The Lawn Selection Committee revised the application process for the 2016-17 school year.
Vanessa Ehrenpreis, Lawn Selection Committee head and fourth-year College student, said the procedure for selecting residents has changed from years past.
“I believe three years ago every single committee member had to read every single application which maybe in the early ’90s or ’80s was an okay system when there were fewer applicants,” she said. “But when it got [toward] 300 applications that you had to review within a month, it got a lot more difficult for the committee.”
Last year, then-Lawn Head Resident Sky Miller and Jalen Ross, then-Lawn resident and Student Council president, retooled the system to work in three small groups which each read three subsets of applications, according to Ehrenpreis.
“I think that was there big push to get committee members to read all these applications in a reasonable amount of time,” Ehrenpreis said. “We wanted to see if that portion of their idea [could work], but also make sure every single committee member had a good understanding of the entire applicant pool and had that breadth of knowledge about everybody who's applying and not just a small subset.”
A change to the application process this year is the implementation of two rounds of of review. In the first round, the Selection Committee is split in half and reads half the applications, each group ranking their top selections. In the second round, the entire Selection Committee reads those top selections.
The addition of a calibration committee is another new change this year, which Ehrenpreis described as “in flux.”
“The main idea behind that is if the Selection Committee somehow doesn’t select someone that is representative or exactly what they’re hoping for then there is some kind of recourse that can be taken,” Ehrenpreis said. “The administration would decide whether calibration is needed at all and the students will decide how that calibration should actually happen.”
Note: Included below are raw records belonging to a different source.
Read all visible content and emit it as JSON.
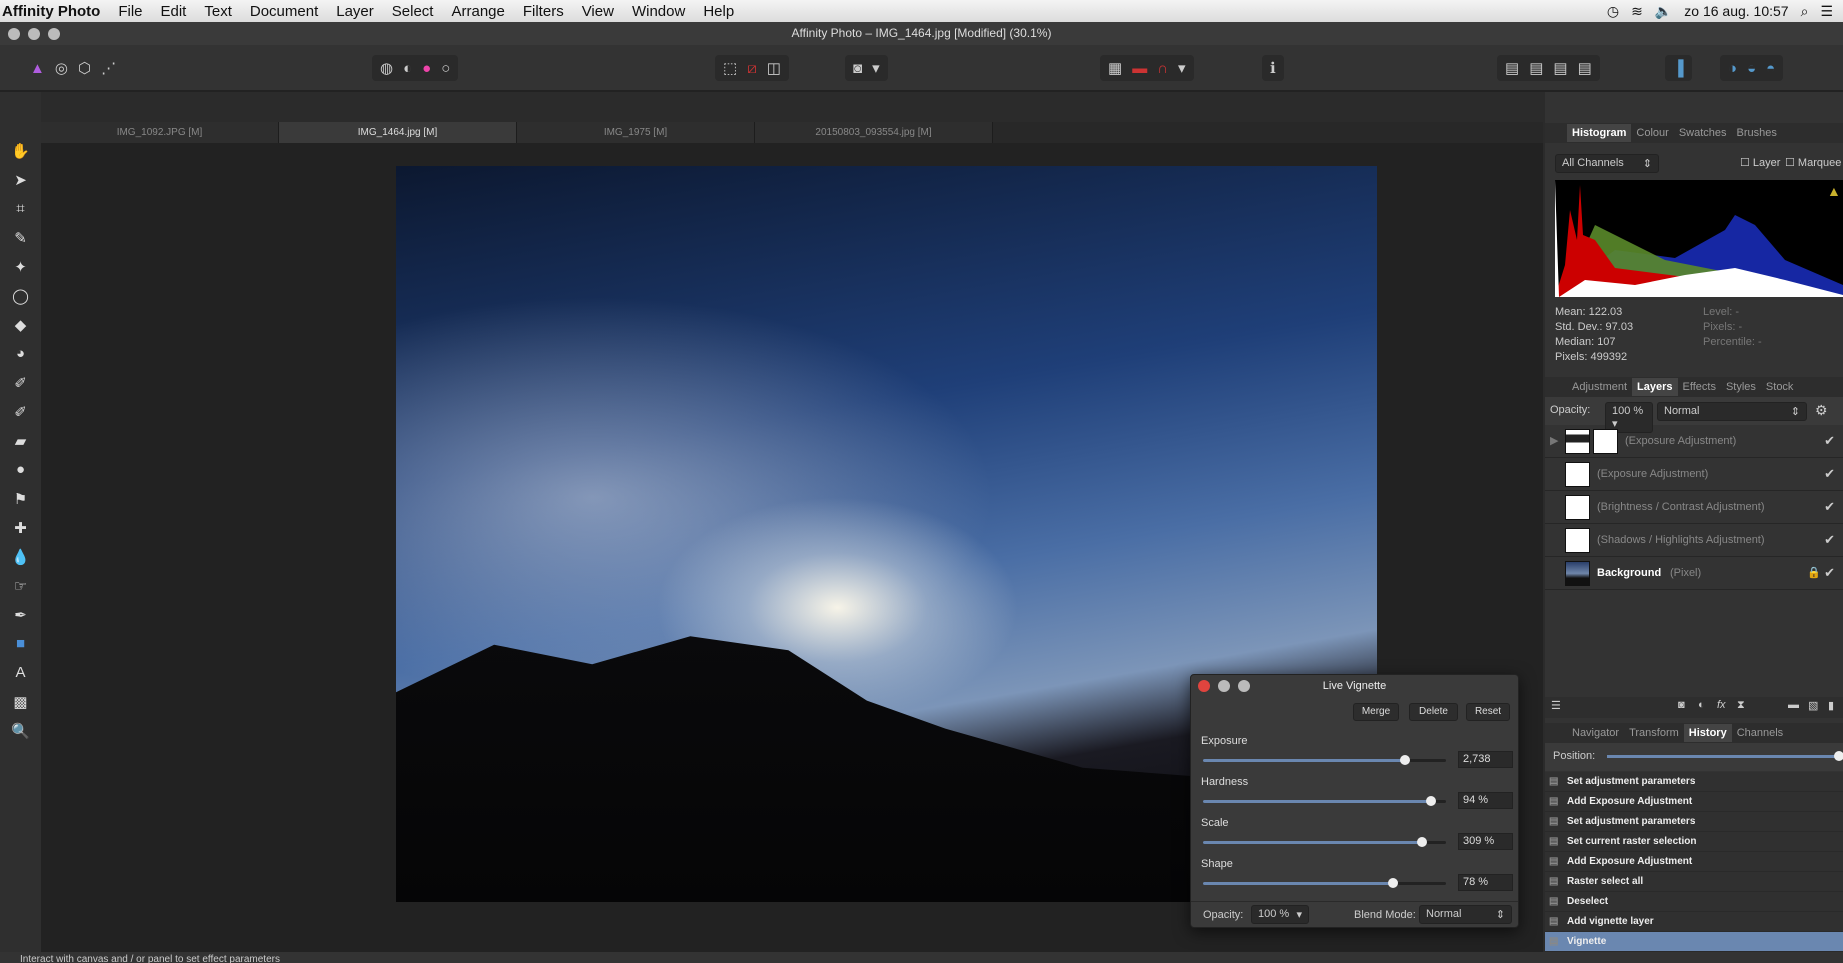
{
  "menubar": {
    "app": "Affinity Photo",
    "items": [
      "File",
      "Edit",
      "Text",
      "Document",
      "Layer",
      "Select",
      "Arrange",
      "Filters",
      "View",
      "Window",
      "Help"
    ],
    "clock": "zo 16 aug. 10:57"
  },
  "window": {
    "title": "Affinity Photo – IMG_1464.jpg [Modified] (30.1%)"
  },
  "doc_tabs": [
    "IMG_1092.JPG [M]",
    "IMG_1464.jpg [M]",
    "IMG_1975 [M]",
    "20150803_093554.jpg [M]"
  ],
  "histogram": {
    "tabs": [
      "Histogram",
      "Colour",
      "Swatches",
      "Brushes"
    ],
    "channel": "All Channels",
    "layer_label": "Layer",
    "marquee_label": "Marquee",
    "mean": "Mean: 122.03",
    "std": "Std. Dev.: 97.03",
    "median": "Median: 107",
    "pixels": "Pixels: 499392",
    "level": "Level: -",
    "pixels_r": "Pixels: -",
    "percentile": "Percentile: -"
  },
  "layers": {
    "tabs": [
      "Adjustment",
      "Layers",
      "Effects",
      "Styles",
      "Stock"
    ],
    "opacity_label": "Opacity:",
    "opacity": "100 %",
    "blend": "Normal",
    "items": [
      {
        "name": "(Exposure Adjustment)"
      },
      {
        "name": "(Exposure Adjustment)"
      },
      {
        "name": "(Brightness / Contrast Adjustment)"
      },
      {
        "name": "(Shadows / Highlights Adjustment)"
      },
      {
        "name": "Background",
        "type": "(Pixel)"
      }
    ]
  },
  "history": {
    "tabs": [
      "Navigator",
      "Transform",
      "History",
      "Channels"
    ],
    "position_label": "Position:",
    "items": [
      "Set adjustment parameters",
      "Add Exposure Adjustment",
      "Set adjustment parameters",
      "Set current raster selection",
      "Add Exposure Adjustment",
      "Raster select all",
      "Deselect",
      "Add vignette layer",
      "Vignette"
    ]
  },
  "vignette": {
    "title": "Live Vignette",
    "merge": "Merge",
    "delete": "Delete",
    "reset": "Reset",
    "sliders": [
      {
        "label": "Exposure",
        "value": "2,738",
        "fraction": 0.83
      },
      {
        "label": "Hardness",
        "value": "94 %",
        "fraction": 0.94
      },
      {
        "label": "Scale",
        "value": "309 %",
        "fraction": 0.9
      },
      {
        "label": "Shape",
        "value": "78 %",
        "fraction": 0.78
      }
    ],
    "opacity_label": "Opacity:",
    "opacity": "100 %",
    "blend_label": "Blend Mode:",
    "blend": "Normal"
  },
  "status": "Interact with canvas and / or panel to set effect parameters",
  "colors": {
    "accent": "#6a87b0",
    "close": "#e0443e"
  }
}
Ehrenpreis said any changes to the Selection Committee’s decisions will be handled in a prudent and sensitive manner.
“This calibration committee ensures that the students’ vision can be upheld even if the Selection Committee maybe didn’t do the job the students envisioned in the first place,” she said. “The Lawn is, for better or worse, the pinnacle of U.Va. and the pinnacle of the U.Va. community so if we want it to be the best community it can be, the students should have some way to do that and make sure that is going to happen.”
In the new existing structure, there are two committees involved in the process — the Selection Committee and the Organizing Committee.
Through a lottery, 26 fourth-year students who are in good academic standing are chosen to serve on the Lawn Selection Committee. In total, there are 52 Selection Committee organizations, according to the Lawn Selection Guidelines.
There are typically 26 ex-officio organizations, including the Student Council, University Judiciary Committee, Inter-Fraternity Council, Black Student Alliance and Queer Student Union, among others, with members representing them in the Selection Committee.
The Organizing Committee reviews membership of the Selection Committee, creates application materials, announces selection criteria and trains the Selection Committee.
The Organizing Committee is comprised of the Dean of Students as the chairperson, the Dean of African-American Affairs, the Director of Information Technology in Housing & Residence Life, the Senior Resident on the Lawn, and the presidents or chairpersons of the following groups: Student Council, the Honor Committee, the University Judiciary Committee and the seven undergraduate school councils (Architecture, Batten, College, Commerce, Education, Engineering and Nursing).
This year the Lawn Selection Committee also changed the application materials to reflect a change in philosophy concerning academic merit, Ehrenpreis said.
“The general perception for [the] Lawn application is that you have to have a 3.8 or 3.9 [grade point average] and that’s a huge misconception,” Ehrenpreis said. “We wanted that to be reflected in the essay question. We refocused it this year to ask academic past as opposed to academic merit.”
The Selections Committee received 291 applications from the Class of 2017 to live in a Lawn room next year for 47 spots.